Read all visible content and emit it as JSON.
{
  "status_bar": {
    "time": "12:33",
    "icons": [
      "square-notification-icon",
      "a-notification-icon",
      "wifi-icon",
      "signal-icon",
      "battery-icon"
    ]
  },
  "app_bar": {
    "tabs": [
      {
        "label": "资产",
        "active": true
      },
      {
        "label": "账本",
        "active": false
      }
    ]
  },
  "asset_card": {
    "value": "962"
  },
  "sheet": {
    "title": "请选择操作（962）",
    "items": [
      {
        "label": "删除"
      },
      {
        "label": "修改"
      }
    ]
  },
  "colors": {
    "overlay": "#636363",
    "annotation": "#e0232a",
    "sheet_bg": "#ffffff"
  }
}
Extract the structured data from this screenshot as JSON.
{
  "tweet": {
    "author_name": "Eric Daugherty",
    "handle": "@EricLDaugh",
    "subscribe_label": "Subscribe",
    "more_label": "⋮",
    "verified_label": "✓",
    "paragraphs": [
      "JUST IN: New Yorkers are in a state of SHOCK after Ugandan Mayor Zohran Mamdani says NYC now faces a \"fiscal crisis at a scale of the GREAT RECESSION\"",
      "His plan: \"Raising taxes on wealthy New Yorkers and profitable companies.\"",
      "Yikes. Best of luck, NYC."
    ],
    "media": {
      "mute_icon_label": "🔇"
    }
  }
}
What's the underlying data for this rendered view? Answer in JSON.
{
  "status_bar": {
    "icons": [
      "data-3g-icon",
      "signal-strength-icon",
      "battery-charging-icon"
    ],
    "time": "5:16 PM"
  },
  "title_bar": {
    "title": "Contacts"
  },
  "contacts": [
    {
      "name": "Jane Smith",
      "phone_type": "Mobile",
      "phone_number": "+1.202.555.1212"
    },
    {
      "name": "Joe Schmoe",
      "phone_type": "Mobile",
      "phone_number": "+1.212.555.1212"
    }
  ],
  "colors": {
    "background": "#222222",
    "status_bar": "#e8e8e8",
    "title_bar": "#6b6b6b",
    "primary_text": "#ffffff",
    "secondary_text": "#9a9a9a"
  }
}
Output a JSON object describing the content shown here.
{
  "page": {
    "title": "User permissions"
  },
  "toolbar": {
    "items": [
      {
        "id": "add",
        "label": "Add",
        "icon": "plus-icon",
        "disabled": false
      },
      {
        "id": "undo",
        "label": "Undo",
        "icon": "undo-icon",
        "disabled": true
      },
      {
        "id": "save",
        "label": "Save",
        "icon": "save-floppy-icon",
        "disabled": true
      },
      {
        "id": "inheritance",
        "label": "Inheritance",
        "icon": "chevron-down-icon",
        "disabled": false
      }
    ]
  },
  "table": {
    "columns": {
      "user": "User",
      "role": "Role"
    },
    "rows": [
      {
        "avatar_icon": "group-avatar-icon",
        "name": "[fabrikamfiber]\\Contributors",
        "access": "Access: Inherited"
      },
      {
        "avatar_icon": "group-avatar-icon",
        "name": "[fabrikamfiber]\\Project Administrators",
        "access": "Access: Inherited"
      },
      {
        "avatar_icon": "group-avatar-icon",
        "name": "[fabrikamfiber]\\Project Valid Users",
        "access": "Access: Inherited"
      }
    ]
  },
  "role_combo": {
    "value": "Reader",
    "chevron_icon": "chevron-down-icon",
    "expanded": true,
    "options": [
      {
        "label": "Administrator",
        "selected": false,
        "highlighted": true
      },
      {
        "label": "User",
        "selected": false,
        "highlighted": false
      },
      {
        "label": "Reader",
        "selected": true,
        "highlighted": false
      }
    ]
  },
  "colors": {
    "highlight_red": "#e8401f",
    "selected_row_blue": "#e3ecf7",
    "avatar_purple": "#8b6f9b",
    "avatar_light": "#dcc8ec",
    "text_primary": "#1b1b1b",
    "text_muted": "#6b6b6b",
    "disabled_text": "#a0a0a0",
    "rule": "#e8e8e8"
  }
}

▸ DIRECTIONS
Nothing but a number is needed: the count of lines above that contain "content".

▸ YOUR SOLUTION
2